THE TASK => Copy exactly, and only, the lines from the line containing "Output a JSON" through the last line of the records below, both included, and leave out any pictures.

[Stored entries]
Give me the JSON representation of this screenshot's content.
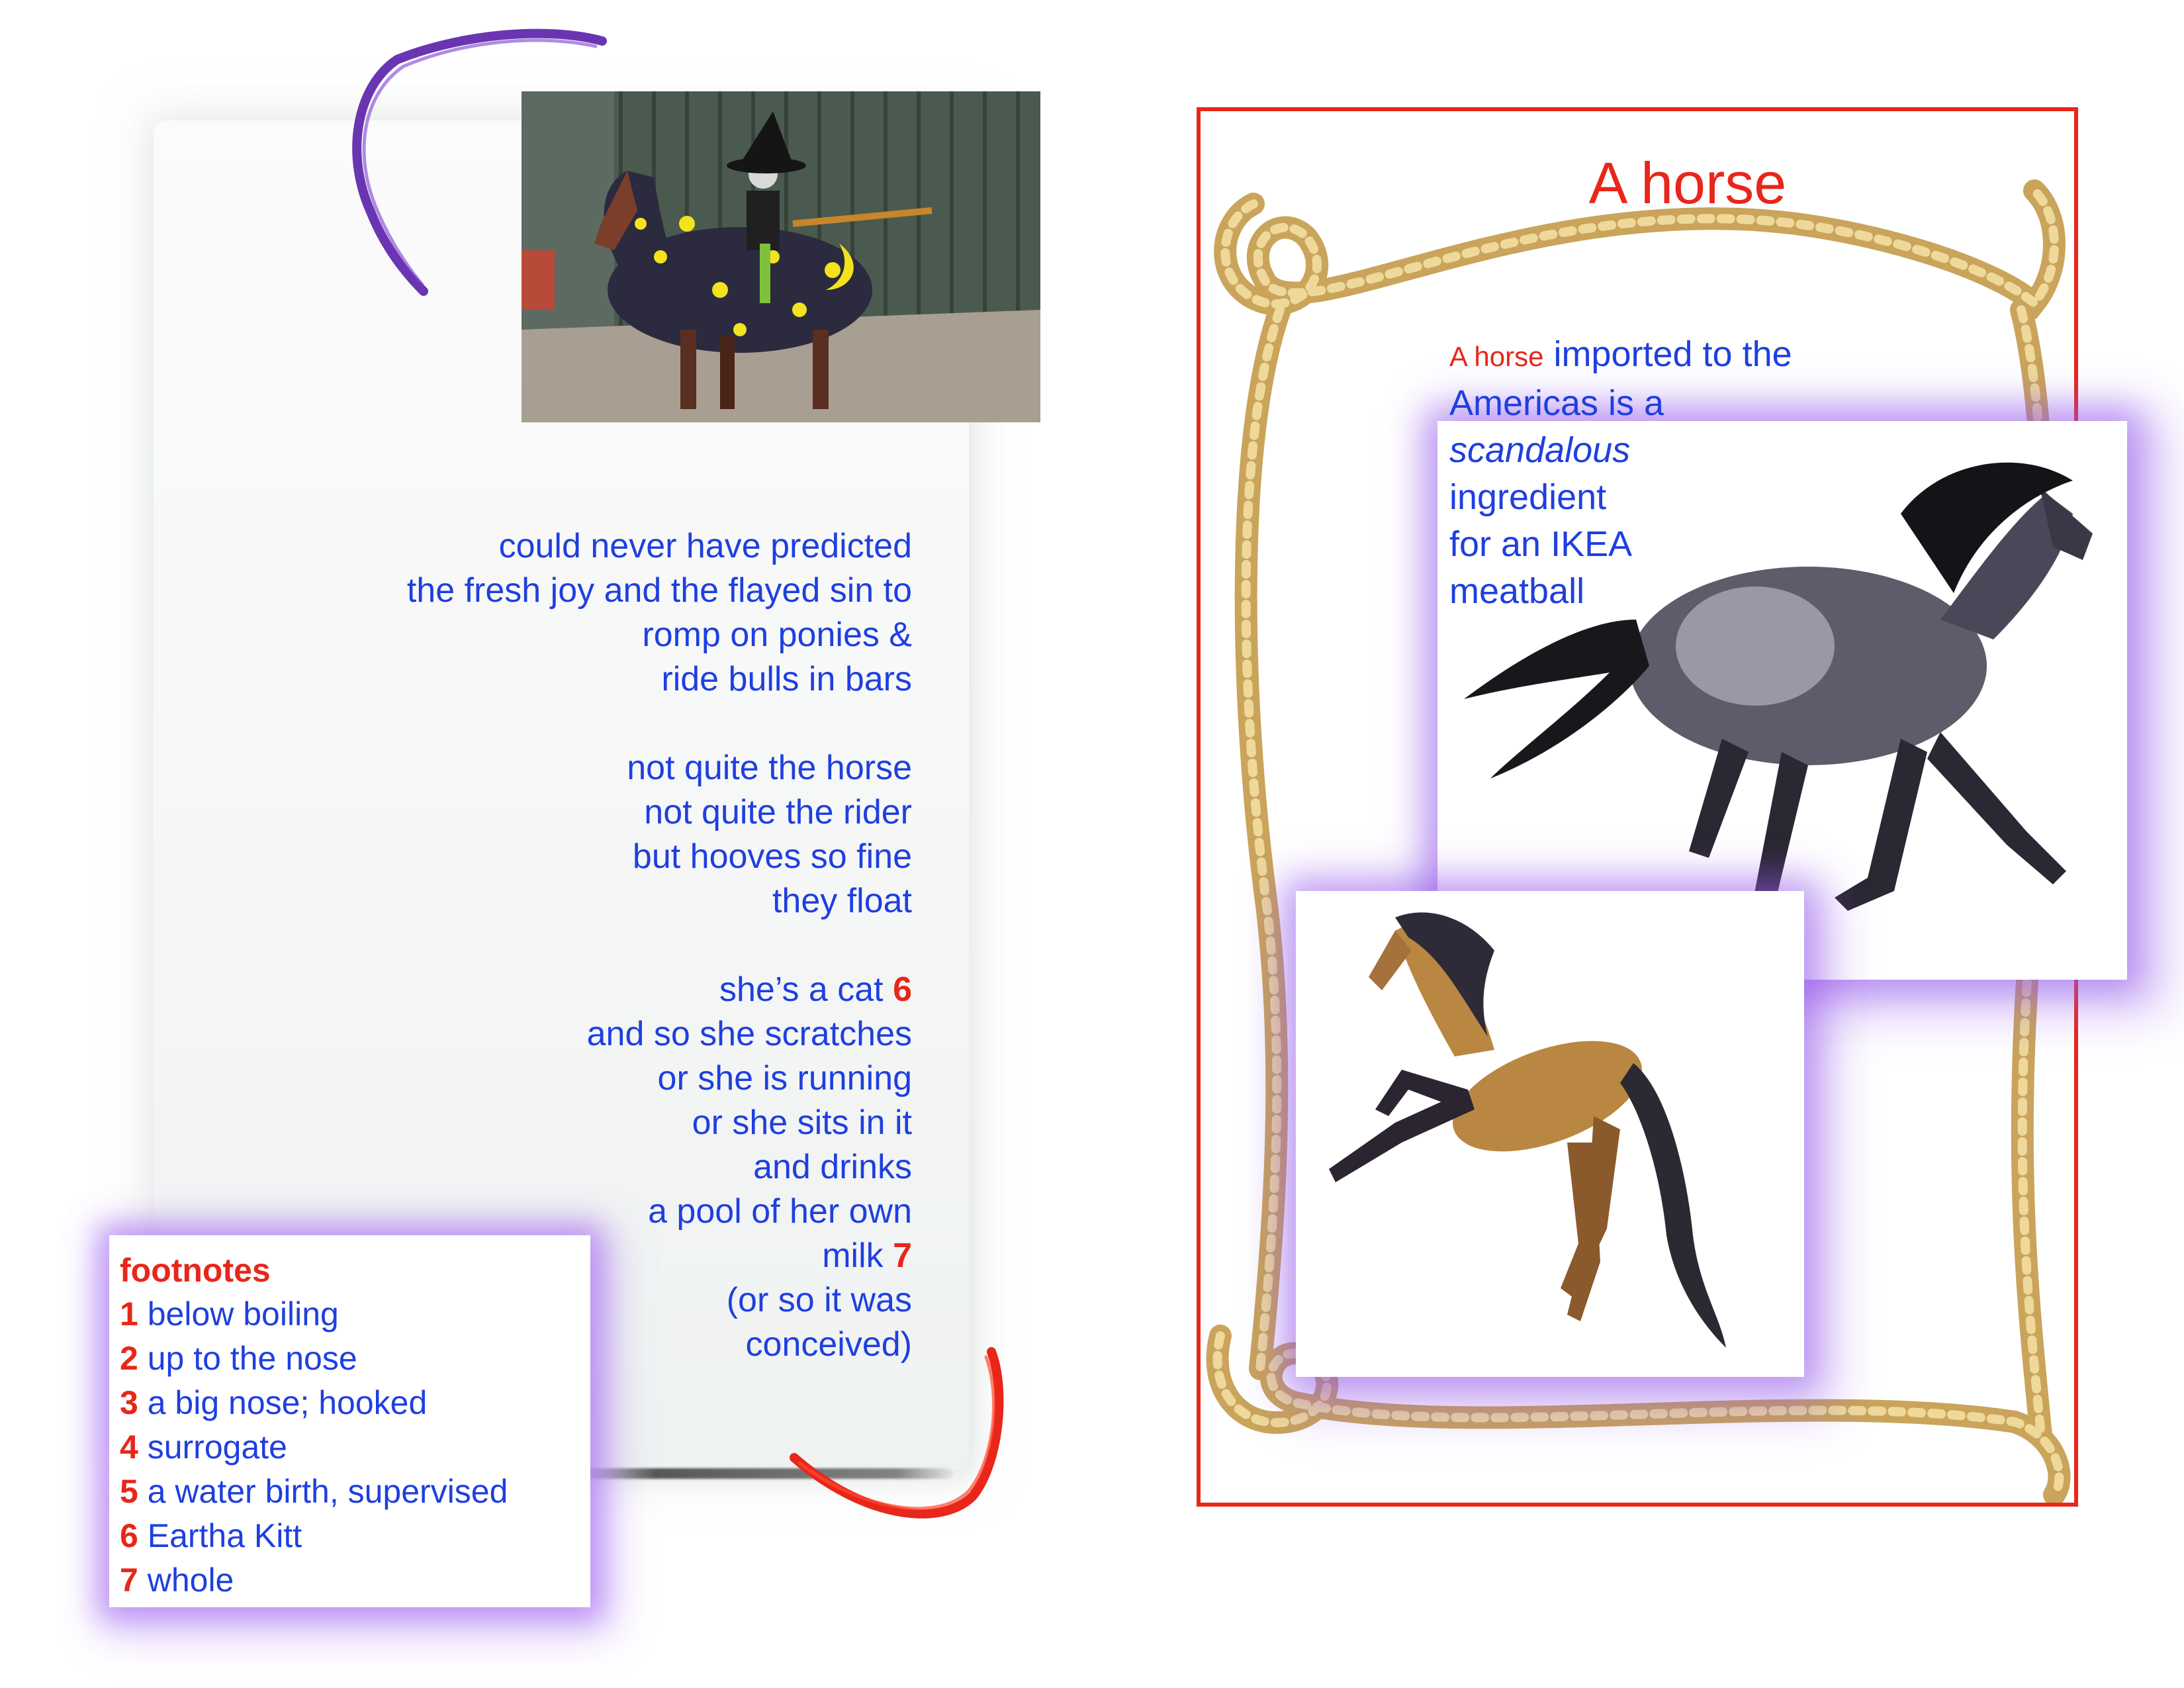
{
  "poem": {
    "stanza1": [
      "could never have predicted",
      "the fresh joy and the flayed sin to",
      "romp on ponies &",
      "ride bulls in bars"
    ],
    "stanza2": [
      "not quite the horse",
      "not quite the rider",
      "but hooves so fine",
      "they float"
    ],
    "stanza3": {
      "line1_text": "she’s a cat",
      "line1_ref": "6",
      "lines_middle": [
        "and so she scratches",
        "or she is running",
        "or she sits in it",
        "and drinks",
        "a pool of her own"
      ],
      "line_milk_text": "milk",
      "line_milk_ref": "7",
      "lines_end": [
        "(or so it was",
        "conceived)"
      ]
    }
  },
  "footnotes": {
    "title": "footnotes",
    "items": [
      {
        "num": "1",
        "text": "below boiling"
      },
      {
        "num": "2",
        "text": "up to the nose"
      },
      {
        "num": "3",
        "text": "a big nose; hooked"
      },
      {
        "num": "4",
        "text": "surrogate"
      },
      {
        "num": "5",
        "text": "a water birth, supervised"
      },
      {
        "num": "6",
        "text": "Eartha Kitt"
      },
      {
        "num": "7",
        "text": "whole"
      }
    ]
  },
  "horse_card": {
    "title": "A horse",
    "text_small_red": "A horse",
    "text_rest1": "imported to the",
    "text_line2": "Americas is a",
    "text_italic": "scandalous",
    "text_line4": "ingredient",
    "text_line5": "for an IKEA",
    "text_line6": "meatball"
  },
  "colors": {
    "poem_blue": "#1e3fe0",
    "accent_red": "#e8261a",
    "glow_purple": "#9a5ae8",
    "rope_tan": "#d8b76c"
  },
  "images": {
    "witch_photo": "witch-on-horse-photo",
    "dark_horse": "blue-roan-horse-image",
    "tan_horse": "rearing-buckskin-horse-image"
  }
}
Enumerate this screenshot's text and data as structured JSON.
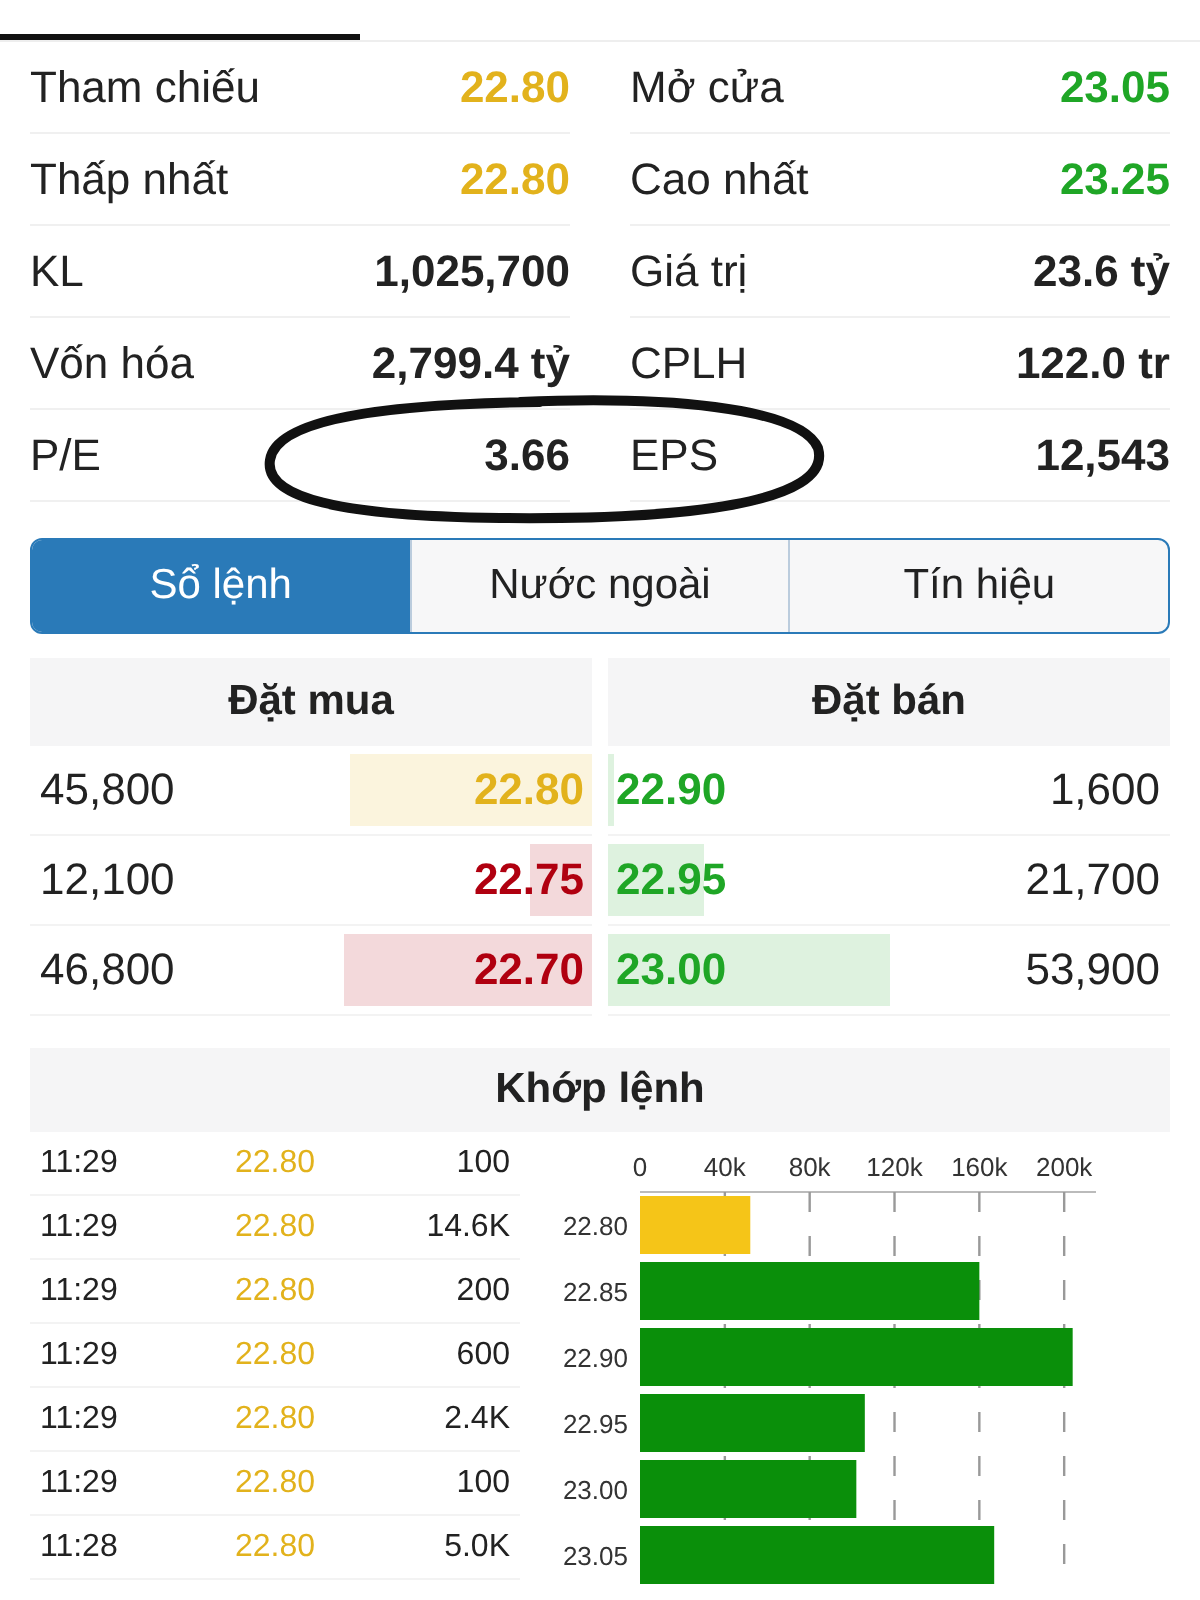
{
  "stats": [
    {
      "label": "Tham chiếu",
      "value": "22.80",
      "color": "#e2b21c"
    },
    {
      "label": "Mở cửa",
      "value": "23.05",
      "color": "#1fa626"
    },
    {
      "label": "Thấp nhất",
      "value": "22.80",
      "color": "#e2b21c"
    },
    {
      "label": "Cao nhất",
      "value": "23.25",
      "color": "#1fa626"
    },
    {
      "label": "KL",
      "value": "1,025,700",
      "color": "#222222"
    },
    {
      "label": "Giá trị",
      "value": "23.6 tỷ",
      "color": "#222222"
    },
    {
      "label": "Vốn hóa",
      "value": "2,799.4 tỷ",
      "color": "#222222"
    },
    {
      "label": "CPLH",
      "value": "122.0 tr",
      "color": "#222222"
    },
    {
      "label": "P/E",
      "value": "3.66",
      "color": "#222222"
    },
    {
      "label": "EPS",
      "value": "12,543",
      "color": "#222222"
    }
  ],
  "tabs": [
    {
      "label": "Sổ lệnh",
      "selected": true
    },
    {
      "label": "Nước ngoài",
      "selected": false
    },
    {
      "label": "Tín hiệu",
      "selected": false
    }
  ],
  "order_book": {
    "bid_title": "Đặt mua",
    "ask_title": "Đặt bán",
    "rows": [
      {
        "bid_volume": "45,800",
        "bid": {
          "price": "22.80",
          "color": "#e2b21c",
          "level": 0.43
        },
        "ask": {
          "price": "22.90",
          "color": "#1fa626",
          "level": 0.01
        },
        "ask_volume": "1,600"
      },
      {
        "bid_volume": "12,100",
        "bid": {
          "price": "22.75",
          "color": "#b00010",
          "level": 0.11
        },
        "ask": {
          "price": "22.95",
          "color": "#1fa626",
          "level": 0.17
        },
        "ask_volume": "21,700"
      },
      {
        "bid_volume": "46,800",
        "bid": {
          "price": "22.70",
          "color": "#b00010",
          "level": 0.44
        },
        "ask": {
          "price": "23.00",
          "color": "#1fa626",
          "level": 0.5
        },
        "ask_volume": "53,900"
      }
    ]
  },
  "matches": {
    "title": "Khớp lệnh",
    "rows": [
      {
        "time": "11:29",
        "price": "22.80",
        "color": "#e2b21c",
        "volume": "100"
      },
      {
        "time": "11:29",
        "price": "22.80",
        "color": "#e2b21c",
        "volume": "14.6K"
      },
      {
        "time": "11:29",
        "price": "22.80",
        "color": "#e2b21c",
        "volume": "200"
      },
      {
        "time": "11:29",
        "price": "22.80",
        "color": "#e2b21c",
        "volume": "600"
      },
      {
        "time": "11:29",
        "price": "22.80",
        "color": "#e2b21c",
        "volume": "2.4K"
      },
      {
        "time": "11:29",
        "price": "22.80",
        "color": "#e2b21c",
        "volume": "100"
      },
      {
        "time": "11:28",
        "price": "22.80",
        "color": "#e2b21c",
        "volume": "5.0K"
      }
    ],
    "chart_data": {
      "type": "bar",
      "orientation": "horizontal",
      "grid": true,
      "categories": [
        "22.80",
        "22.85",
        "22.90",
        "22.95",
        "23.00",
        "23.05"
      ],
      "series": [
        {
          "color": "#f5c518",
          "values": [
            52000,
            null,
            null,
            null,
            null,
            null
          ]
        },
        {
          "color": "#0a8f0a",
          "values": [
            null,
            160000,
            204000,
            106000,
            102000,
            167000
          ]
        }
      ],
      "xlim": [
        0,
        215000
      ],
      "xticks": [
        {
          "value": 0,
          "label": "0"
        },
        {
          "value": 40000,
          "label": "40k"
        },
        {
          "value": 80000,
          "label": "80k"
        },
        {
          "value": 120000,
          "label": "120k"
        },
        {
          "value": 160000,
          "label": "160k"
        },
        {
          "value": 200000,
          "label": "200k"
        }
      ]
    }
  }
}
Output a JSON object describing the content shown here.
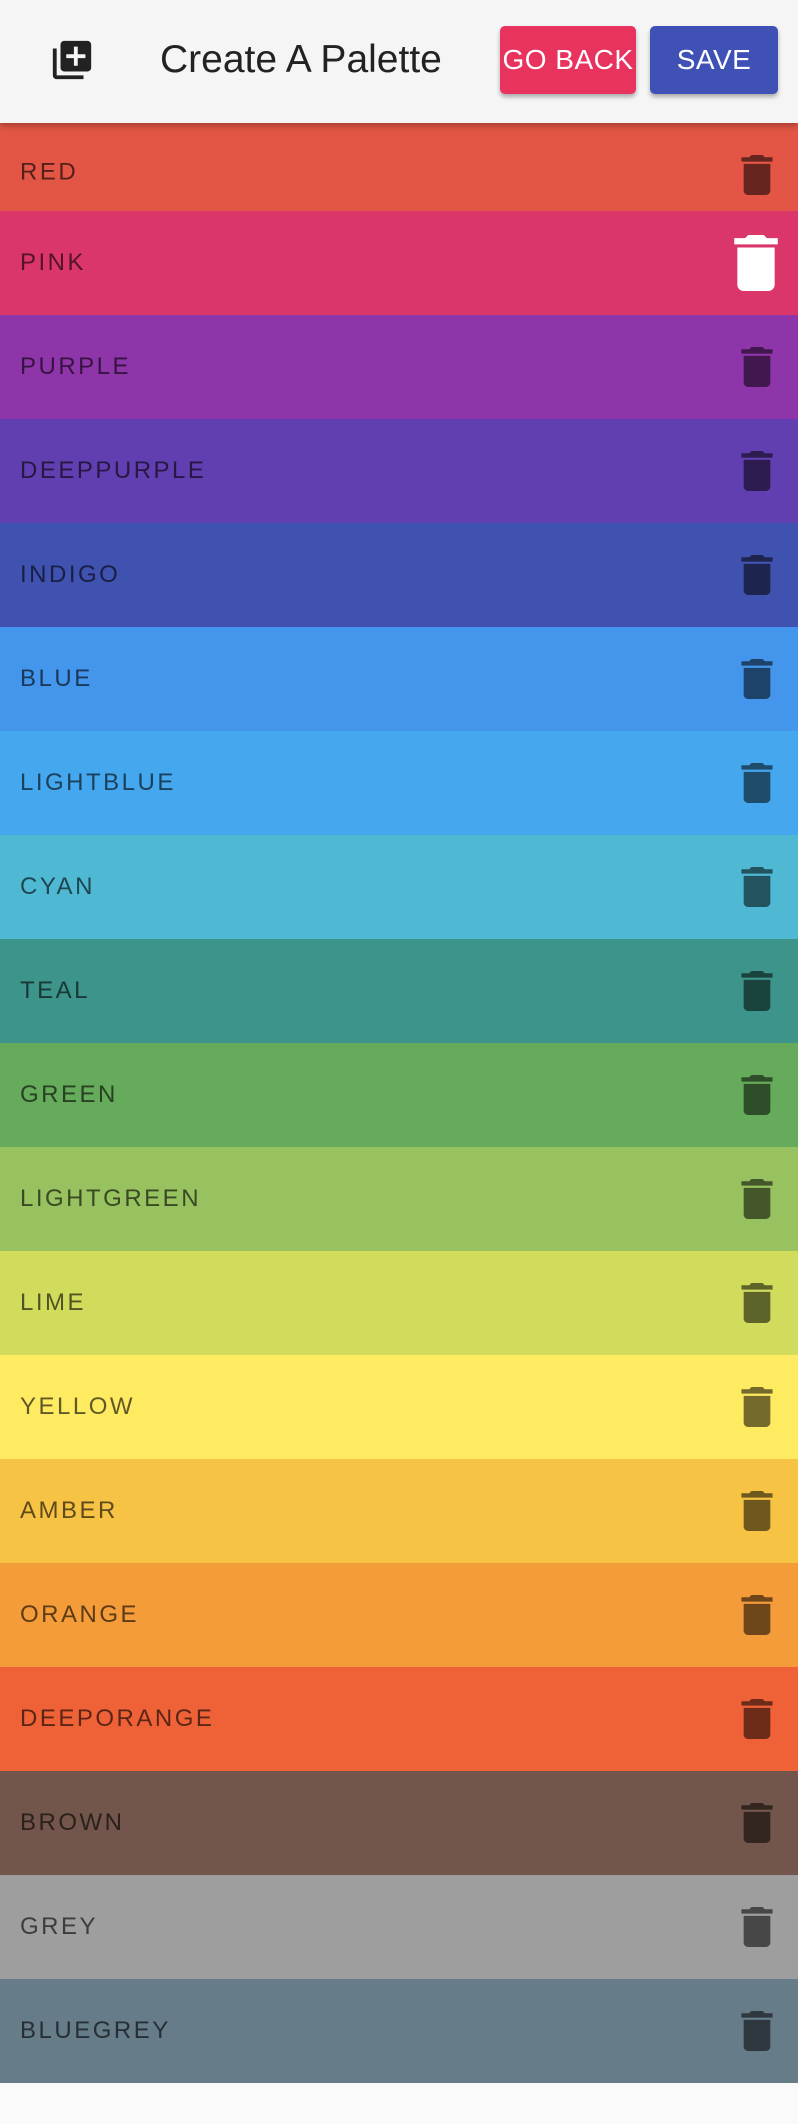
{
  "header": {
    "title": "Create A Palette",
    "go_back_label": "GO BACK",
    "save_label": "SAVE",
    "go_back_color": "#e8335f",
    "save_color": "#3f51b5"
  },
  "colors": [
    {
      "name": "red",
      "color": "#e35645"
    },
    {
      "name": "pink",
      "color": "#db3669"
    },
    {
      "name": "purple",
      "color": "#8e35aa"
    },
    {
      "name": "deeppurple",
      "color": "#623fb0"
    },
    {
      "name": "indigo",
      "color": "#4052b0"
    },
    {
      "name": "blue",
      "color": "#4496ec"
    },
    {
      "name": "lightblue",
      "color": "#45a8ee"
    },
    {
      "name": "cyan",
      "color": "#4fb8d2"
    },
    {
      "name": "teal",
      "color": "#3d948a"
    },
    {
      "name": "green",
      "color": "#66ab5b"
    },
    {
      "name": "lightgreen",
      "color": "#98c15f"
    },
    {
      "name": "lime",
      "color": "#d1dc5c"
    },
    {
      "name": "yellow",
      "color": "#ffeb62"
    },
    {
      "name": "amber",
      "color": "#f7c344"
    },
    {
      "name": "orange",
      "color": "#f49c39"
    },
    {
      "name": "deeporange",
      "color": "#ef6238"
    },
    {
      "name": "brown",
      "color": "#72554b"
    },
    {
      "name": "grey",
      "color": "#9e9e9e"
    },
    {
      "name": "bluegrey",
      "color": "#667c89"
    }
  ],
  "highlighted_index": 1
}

ANSWER TO THE PROBLEM =>
Output a JSON object describing the content shown here.
{
  "header": {
    "title": "Create A Palette",
    "go_back_label": "GO BACK",
    "save_label": "SAVE",
    "go_back_color": "#e8335f",
    "save_color": "#3f51b5"
  },
  "colors": [
    {
      "name": "red",
      "color": "#e35645"
    },
    {
      "name": "pink",
      "color": "#db3669"
    },
    {
      "name": "purple",
      "color": "#8e35aa"
    },
    {
      "name": "deeppurple",
      "color": "#623fb0"
    },
    {
      "name": "indigo",
      "color": "#4052b0"
    },
    {
      "name": "blue",
      "color": "#4496ec"
    },
    {
      "name": "lightblue",
      "color": "#45a8ee"
    },
    {
      "name": "cyan",
      "color": "#4fb8d2"
    },
    {
      "name": "teal",
      "color": "#3d948a"
    },
    {
      "name": "green",
      "color": "#66ab5b"
    },
    {
      "name": "lightgreen",
      "color": "#98c15f"
    },
    {
      "name": "lime",
      "color": "#d1dc5c"
    },
    {
      "name": "yellow",
      "color": "#ffeb62"
    },
    {
      "name": "amber",
      "color": "#f7c344"
    },
    {
      "name": "orange",
      "color": "#f49c39"
    },
    {
      "name": "deeporange",
      "color": "#ef6238"
    },
    {
      "name": "brown",
      "color": "#72554b"
    },
    {
      "name": "grey",
      "color": "#9e9e9e"
    },
    {
      "name": "bluegrey",
      "color": "#667c89"
    }
  ],
  "highlighted_index": 1
}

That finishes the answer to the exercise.